Tax season inspires anxiety in many consumers — especially those who know they’ll owe money to Uncle Sam. If you’re in this position and you don’t have the cash to pay the IRS, you might need to get creative.
First, don’t spiral into a panic attack. The IRS won’t throw you in jail because you can’t pay your tax bill right away. However, you do need to take the situation seriously to avoid interest charges and other penalties that build up on unpaid tax bills.
Following are a few ways to get back on track with the IRS.
File Your Taxes
When you file your taxes late, the IRS gives you a penalty. To avoid owing even more money, fill out the required tax forms before the deadline. If you already missed the deadline, which was April 18, 2017, fill them out now. The faster you put them in the agency’s hands, the less hassle you’ll face.
Now that you’ve filled out the paperwork, write a check.
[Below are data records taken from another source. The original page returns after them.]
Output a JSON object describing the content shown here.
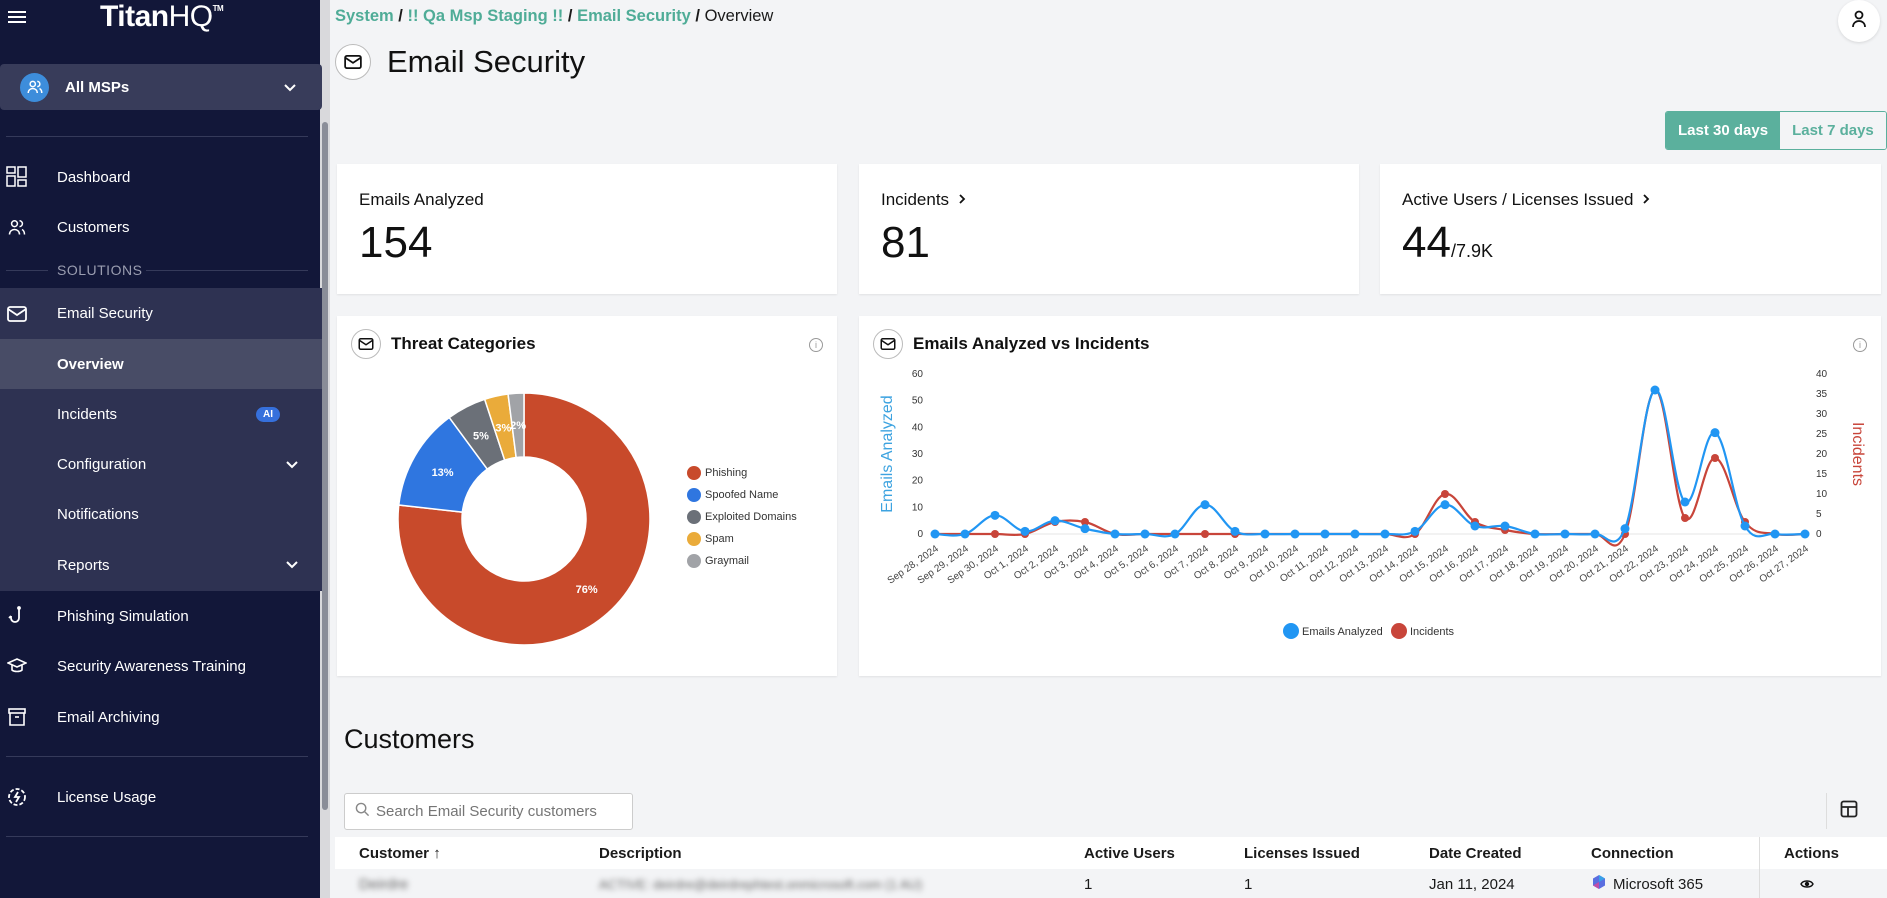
{
  "app": {
    "logo_bold": "Titan",
    "logo_light": "HQ",
    "logo_tm": "TM"
  },
  "sidebar": {
    "msp_selector": "All MSPs",
    "items": [
      {
        "label": "Dashboard",
        "icon": "dashboard-icon"
      },
      {
        "label": "Customers",
        "icon": "users-icon"
      }
    ],
    "section_label": "SOLUTIONS",
    "email_security": {
      "label": "Email Security",
      "icon": "mail-icon"
    },
    "sub_items": [
      {
        "label": "Overview",
        "active": true
      },
      {
        "label": "Incidents",
        "badge": "AI"
      },
      {
        "label": "Configuration",
        "expandable": true
      },
      {
        "label": "Notifications"
      },
      {
        "label": "Reports",
        "expandable": true
      }
    ],
    "more_items": [
      {
        "label": "Phishing Simulation",
        "icon": "hook-icon"
      },
      {
        "label": "Security Awareness Training",
        "icon": "graduation-cap-icon"
      },
      {
        "label": "Email Archiving",
        "icon": "archive-icon"
      }
    ],
    "license_usage": {
      "label": "License Usage",
      "icon": "license-usage-icon"
    }
  },
  "breadcrumb": [
    {
      "label": "System",
      "link": true
    },
    {
      "label": "!! Qa Msp Staging !!",
      "link": true
    },
    {
      "label": "Email Security",
      "link": true
    },
    {
      "label": "Overview",
      "link": false
    }
  ],
  "page_title": "Email Security",
  "range": {
    "options": [
      "Last 30 days",
      "Last 7 days"
    ],
    "selected": "Last 30 days"
  },
  "stats": {
    "emails_analyzed": {
      "label": "Emails Analyzed",
      "value": "154"
    },
    "incidents": {
      "label": "Incidents",
      "value": "81"
    },
    "active_users": {
      "label": "Active Users / Licenses Issued",
      "value": "44",
      "sub": "/7.9K"
    }
  },
  "colors": {
    "accent": "#5bb09d",
    "sidebar_bg": "#121739",
    "phishing": "#c84a2b",
    "spoofed": "#2f76e0",
    "exploited": "#6b7078",
    "spam": "#eaab3a",
    "graymail": "#a1a3a7",
    "emails_series": "#2196f3",
    "incidents_series": "#c8453a"
  },
  "chart_data": [
    {
      "type": "pie",
      "title": "Threat Categories",
      "donut": true,
      "categories": [
        "Phishing",
        "Spoofed Name",
        "Exploited Domains",
        "Spam",
        "Graymail"
      ],
      "values": [
        76,
        13,
        5,
        3,
        2
      ],
      "labels": [
        "76%",
        "13%",
        "5%",
        "3%",
        "2%"
      ],
      "legend": "right"
    },
    {
      "type": "line",
      "title": "Emails Analyzed vs Incidents",
      "x": [
        "Sep 28, 2024",
        "Sep 29, 2024",
        "Sep 30, 2024",
        "Oct 1, 2024",
        "Oct 2, 2024",
        "Oct 3, 2024",
        "Oct 4, 2024",
        "Oct 5, 2024",
        "Oct 6, 2024",
        "Oct 7, 2024",
        "Oct 8, 2024",
        "Oct 9, 2024",
        "Oct 10, 2024",
        "Oct 11, 2024",
        "Oct 12, 2024",
        "Oct 13, 2024",
        "Oct 14, 2024",
        "Oct 15, 2024",
        "Oct 16, 2024",
        "Oct 17, 2024",
        "Oct 18, 2024",
        "Oct 19, 2024",
        "Oct 20, 2024",
        "Oct 21, 2024",
        "Oct 22, 2024",
        "Oct 23, 2024",
        "Oct 24, 2024",
        "Oct 25, 2024",
        "Oct 26, 2024",
        "Oct 27, 2024"
      ],
      "series": [
        {
          "name": "Emails Analyzed",
          "axis": "left",
          "values": [
            0,
            0,
            7,
            1,
            5,
            2,
            0,
            0,
            0,
            11,
            1,
            0,
            0,
            0,
            0,
            0,
            1,
            11,
            3,
            3,
            0,
            0,
            0,
            2,
            54,
            12,
            38,
            3,
            0,
            0
          ]
        },
        {
          "name": "Incidents",
          "axis": "right",
          "values": [
            0,
            0,
            0,
            0,
            3,
            3,
            0,
            0,
            0,
            0,
            0,
            0,
            0,
            0,
            0,
            0,
            0,
            10,
            3,
            1,
            0,
            0,
            0,
            0,
            36,
            4,
            19,
            3,
            0,
            0
          ]
        }
      ],
      "ylabel": "Emails Analyzed",
      "y2label": "Incidents",
      "ylim": [
        0,
        60
      ],
      "y2lim": [
        0,
        40
      ],
      "yticks": [
        0,
        10,
        20,
        30,
        40,
        50,
        60
      ],
      "y2ticks": [
        0,
        5,
        10,
        15,
        20,
        25,
        30,
        35,
        40
      ],
      "legend": "bottom"
    }
  ],
  "customers": {
    "title": "Customers",
    "search_placeholder": "Search Email Security customers",
    "columns": [
      "Customer",
      "Description",
      "Active Users",
      "Licenses Issued",
      "Date Created",
      "Connection",
      "Actions"
    ],
    "sort_indicator": "↑",
    "rows": [
      {
        "customer": "Deirdre",
        "description": "ACTIVE: deirdre@deirdrephtest.onmicrosoft.com (1 AU)",
        "active_users": "1",
        "licenses_issued": "1",
        "date_created": "Jan 11, 2024",
        "connection": "Microsoft 365"
      }
    ]
  }
}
The IRS charges interest and other penalties for unpaid tax dollars, so the less you owe, the less you’ll have to pay extra. Even if you can only send a check for $20, you’ll knock some interest off your final bill.
Examine Your Budget
You’ll need to talk to the IRS, but first, take a look at your budget. Why have you found yourself in this position? What does your financial situation look like?
When you speak with an IRS agent, you’ll likely set up a payment plan to satisfy your tax bill. Before you do that, you need to know what you can pay.
Start by trimming your expenses as much as possible. You can catch up on your favorite Netflix shows and return to drinking premium coffee after you pay off the IRS. Make a list of unnecessary expenses that you want to suspend in the short term.
Afterward, reevaluate your budget. Now that you’ve cut expenses, what can you afford to pay Uncle Sam every month? Knowing this ahead of time will save you some frustration during your chat with the IRS.
Set Aside Tax Money
Once you know what you’ll pay the IRS every month, include that amount in your budget. If possible, put more toward each payment than the agreed upon amount. That way, you’ll shave off interest and pay off your tax obligation faster.
Getting a prepaid debit card can help you avoid temptation to spend your monthly tax payment. If you’ve already transferred your tax payment to the card, set your card aside in a safe place so you aren’t tempted to spend that money on something else. (Please note that there are fees associated with some cards, but they are a reasonable price to pay for such a useful budgeting tool.)
Sell a Few Assets
We don’t all have second homes, luxury vehicles, or other high-dollar assets that we can sell in an emergency. However, you might have hidden assets that can help you meet your tax obligation.
Consider having a yard sale, for instance, sell off items you no longer need or that take up too much space in storage. If necessary, be ruthless as you root through closets and garages. You can always buy items at a later date when you’re more financially secure.
Budget For Next Year
Being unable to pay your tax bill might feel stressful now, but you don’t want to repeat the process next year. Instead of procrastinating, start planning for next year’s tax obligations. Use a prepaid debit card to set aside a separate amount specifically for that purpose, so you’re not caught off guard.
You can often solve problems like unpaid tax bills with smart budgeting strategies. Get a prepaid debit card today and start paving the way toward a bright financial future.
The views and opinions express here are those of the author and do not necessarily represent the views of Green Dot Corporation.